INSTRUCTIONS FOR THE TASK -
Retype all of the data. Every line must match exactly.

PROVIDED DATA -
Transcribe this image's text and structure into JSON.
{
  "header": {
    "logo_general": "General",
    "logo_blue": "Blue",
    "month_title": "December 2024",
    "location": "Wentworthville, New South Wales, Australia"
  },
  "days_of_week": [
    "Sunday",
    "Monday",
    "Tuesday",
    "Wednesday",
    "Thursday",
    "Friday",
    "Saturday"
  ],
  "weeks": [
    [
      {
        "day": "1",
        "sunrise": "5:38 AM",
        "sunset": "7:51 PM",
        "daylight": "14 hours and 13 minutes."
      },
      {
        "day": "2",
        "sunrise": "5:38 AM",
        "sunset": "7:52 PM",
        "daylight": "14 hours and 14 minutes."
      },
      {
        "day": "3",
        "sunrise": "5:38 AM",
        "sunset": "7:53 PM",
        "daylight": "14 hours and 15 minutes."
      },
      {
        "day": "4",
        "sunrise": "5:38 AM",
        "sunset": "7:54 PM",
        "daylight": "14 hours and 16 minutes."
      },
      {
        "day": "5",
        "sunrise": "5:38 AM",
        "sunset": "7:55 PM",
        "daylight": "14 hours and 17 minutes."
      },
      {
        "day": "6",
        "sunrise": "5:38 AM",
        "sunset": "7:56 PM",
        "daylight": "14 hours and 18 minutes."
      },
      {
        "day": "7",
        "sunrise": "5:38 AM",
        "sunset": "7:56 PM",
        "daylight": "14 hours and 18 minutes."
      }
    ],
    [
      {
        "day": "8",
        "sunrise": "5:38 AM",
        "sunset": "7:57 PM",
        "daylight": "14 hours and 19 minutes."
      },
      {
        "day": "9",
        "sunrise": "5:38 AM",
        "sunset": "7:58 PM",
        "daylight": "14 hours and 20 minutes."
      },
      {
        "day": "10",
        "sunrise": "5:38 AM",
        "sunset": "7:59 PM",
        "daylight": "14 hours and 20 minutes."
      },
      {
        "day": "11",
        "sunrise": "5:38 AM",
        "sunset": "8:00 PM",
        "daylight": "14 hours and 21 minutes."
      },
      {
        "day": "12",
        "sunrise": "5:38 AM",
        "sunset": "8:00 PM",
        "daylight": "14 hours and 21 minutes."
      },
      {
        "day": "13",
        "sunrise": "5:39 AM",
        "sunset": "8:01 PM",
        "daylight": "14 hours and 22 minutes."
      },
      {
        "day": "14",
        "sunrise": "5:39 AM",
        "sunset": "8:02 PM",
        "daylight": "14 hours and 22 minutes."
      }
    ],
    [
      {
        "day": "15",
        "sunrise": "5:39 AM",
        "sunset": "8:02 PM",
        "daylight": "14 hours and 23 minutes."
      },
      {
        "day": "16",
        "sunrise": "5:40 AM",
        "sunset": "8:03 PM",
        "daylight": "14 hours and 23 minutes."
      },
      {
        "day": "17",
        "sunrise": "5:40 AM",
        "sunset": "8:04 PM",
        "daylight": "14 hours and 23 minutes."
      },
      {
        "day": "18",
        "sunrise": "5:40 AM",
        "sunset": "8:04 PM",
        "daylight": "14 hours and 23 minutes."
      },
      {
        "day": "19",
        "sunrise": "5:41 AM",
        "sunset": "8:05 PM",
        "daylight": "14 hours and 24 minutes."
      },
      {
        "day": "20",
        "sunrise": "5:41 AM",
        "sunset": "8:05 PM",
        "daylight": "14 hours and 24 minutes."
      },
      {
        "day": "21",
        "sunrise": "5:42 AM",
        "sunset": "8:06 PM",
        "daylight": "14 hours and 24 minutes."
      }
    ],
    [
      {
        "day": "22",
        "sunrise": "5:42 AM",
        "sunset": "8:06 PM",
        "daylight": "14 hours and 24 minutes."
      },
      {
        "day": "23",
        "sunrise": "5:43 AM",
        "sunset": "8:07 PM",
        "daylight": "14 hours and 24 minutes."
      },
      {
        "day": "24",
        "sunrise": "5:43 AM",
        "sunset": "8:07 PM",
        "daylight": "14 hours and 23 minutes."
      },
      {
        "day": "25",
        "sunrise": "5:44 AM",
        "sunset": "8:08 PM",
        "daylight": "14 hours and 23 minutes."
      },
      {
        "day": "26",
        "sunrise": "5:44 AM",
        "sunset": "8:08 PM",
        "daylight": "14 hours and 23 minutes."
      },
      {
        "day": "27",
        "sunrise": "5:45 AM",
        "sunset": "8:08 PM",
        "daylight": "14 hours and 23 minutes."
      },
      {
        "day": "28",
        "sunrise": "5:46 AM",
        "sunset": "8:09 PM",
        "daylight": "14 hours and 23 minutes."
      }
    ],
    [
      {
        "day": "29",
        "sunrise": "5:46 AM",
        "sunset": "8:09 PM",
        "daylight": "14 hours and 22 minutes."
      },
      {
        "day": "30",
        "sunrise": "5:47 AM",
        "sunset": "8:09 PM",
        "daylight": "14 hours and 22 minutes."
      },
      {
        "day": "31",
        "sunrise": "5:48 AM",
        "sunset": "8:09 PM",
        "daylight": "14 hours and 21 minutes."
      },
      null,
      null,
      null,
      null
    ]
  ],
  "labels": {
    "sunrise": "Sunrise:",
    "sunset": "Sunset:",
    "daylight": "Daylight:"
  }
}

YOUR SOLUTION -
Transcribe this image's text and structure into JSON.
{
  "header": {
    "logo_general": "General",
    "logo_blue": "Blue",
    "month_title": "December 2024",
    "location": "Wentworthville, New South Wales, Australia"
  },
  "days_of_week": [
    "Sunday",
    "Monday",
    "Tuesday",
    "Wednesday",
    "Thursday",
    "Friday",
    "Saturday"
  ],
  "weeks": [
    [
      {
        "day": "1",
        "sunrise": "5:38 AM",
        "sunset": "7:51 PM",
        "daylight": "14 hours and 13 minutes."
      },
      {
        "day": "2",
        "sunrise": "5:38 AM",
        "sunset": "7:52 PM",
        "daylight": "14 hours and 14 minutes."
      },
      {
        "day": "3",
        "sunrise": "5:38 AM",
        "sunset": "7:53 PM",
        "daylight": "14 hours and 15 minutes."
      },
      {
        "day": "4",
        "sunrise": "5:38 AM",
        "sunset": "7:54 PM",
        "daylight": "14 hours and 16 minutes."
      },
      {
        "day": "5",
        "sunrise": "5:38 AM",
        "sunset": "7:55 PM",
        "daylight": "14 hours and 17 minutes."
      },
      {
        "day": "6",
        "sunrise": "5:38 AM",
        "sunset": "7:56 PM",
        "daylight": "14 hours and 18 minutes."
      },
      {
        "day": "7",
        "sunrise": "5:38 AM",
        "sunset": "7:56 PM",
        "daylight": "14 hours and 18 minutes."
      }
    ],
    [
      {
        "day": "8",
        "sunrise": "5:38 AM",
        "sunset": "7:57 PM",
        "daylight": "14 hours and 19 minutes."
      },
      {
        "day": "9",
        "sunrise": "5:38 AM",
        "sunset": "7:58 PM",
        "daylight": "14 hours and 20 minutes."
      },
      {
        "day": "10",
        "sunrise": "5:38 AM",
        "sunset": "7:59 PM",
        "daylight": "14 hours and 20 minutes."
      },
      {
        "day": "11",
        "sunrise": "5:38 AM",
        "sunset": "8:00 PM",
        "daylight": "14 hours and 21 minutes."
      },
      {
        "day": "12",
        "sunrise": "5:38 AM",
        "sunset": "8:00 PM",
        "daylight": "14 hours and 21 minutes."
      },
      {
        "day": "13",
        "sunrise": "5:39 AM",
        "sunset": "8:01 PM",
        "daylight": "14 hours and 22 minutes."
      },
      {
        "day": "14",
        "sunrise": "5:39 AM",
        "sunset": "8:02 PM",
        "daylight": "14 hours and 22 minutes."
      }
    ],
    [
      {
        "day": "15",
        "sunrise": "5:39 AM",
        "sunset": "8:02 PM",
        "daylight": "14 hours and 23 minutes."
      },
      {
        "day": "16",
        "sunrise": "5:40 AM",
        "sunset": "8:03 PM",
        "daylight": "14 hours and 23 minutes."
      },
      {
        "day": "17",
        "sunrise": "5:40 AM",
        "sunset": "8:04 PM",
        "daylight": "14 hours and 23 minutes."
      },
      {
        "day": "18",
        "sunrise": "5:40 AM",
        "sunset": "8:04 PM",
        "daylight": "14 hours and 23 minutes."
      },
      {
        "day": "19",
        "sunrise": "5:41 AM",
        "sunset": "8:05 PM",
        "daylight": "14 hours and 24 minutes."
      },
      {
        "day": "20",
        "sunrise": "5:41 AM",
        "sunset": "8:05 PM",
        "daylight": "14 hours and 24 minutes."
      },
      {
        "day": "21",
        "sunrise": "5:42 AM",
        "sunset": "8:06 PM",
        "daylight": "14 hours and 24 minutes."
      }
    ],
    [
      {
        "day": "22",
        "sunrise": "5:42 AM",
        "sunset": "8:06 PM",
        "daylight": "14 hours and 24 minutes."
      },
      {
        "day": "23",
        "sunrise": "5:43 AM",
        "sunset": "8:07 PM",
        "daylight": "14 hours and 24 minutes."
      },
      {
        "day": "24",
        "sunrise": "5:43 AM",
        "sunset": "8:07 PM",
        "daylight": "14 hours and 23 minutes."
      },
      {
        "day": "25",
        "sunrise": "5:44 AM",
        "sunset": "8:08 PM",
        "daylight": "14 hours and 23 minutes."
      },
      {
        "day": "26",
        "sunrise": "5:44 AM",
        "sunset": "8:08 PM",
        "daylight": "14 hours and 23 minutes."
      },
      {
        "day": "27",
        "sunrise": "5:45 AM",
        "sunset": "8:08 PM",
        "daylight": "14 hours and 23 minutes."
      },
      {
        "day": "28",
        "sunrise": "5:46 AM",
        "sunset": "8:09 PM",
        "daylight": "14 hours and 23 minutes."
      }
    ],
    [
      {
        "day": "29",
        "sunrise": "5:46 AM",
        "sunset": "8:09 PM",
        "daylight": "14 hours and 22 minutes."
      },
      {
        "day": "30",
        "sunrise": "5:47 AM",
        "sunset": "8:09 PM",
        "daylight": "14 hours and 22 minutes."
      },
      {
        "day": "31",
        "sunrise": "5:48 AM",
        "sunset": "8:09 PM",
        "daylight": "14 hours and 21 minutes."
      },
      null,
      null,
      null,
      null
    ]
  ],
  "labels": {
    "sunrise": "Sunrise:",
    "sunset": "Sunset:",
    "daylight": "Daylight:"
  }
}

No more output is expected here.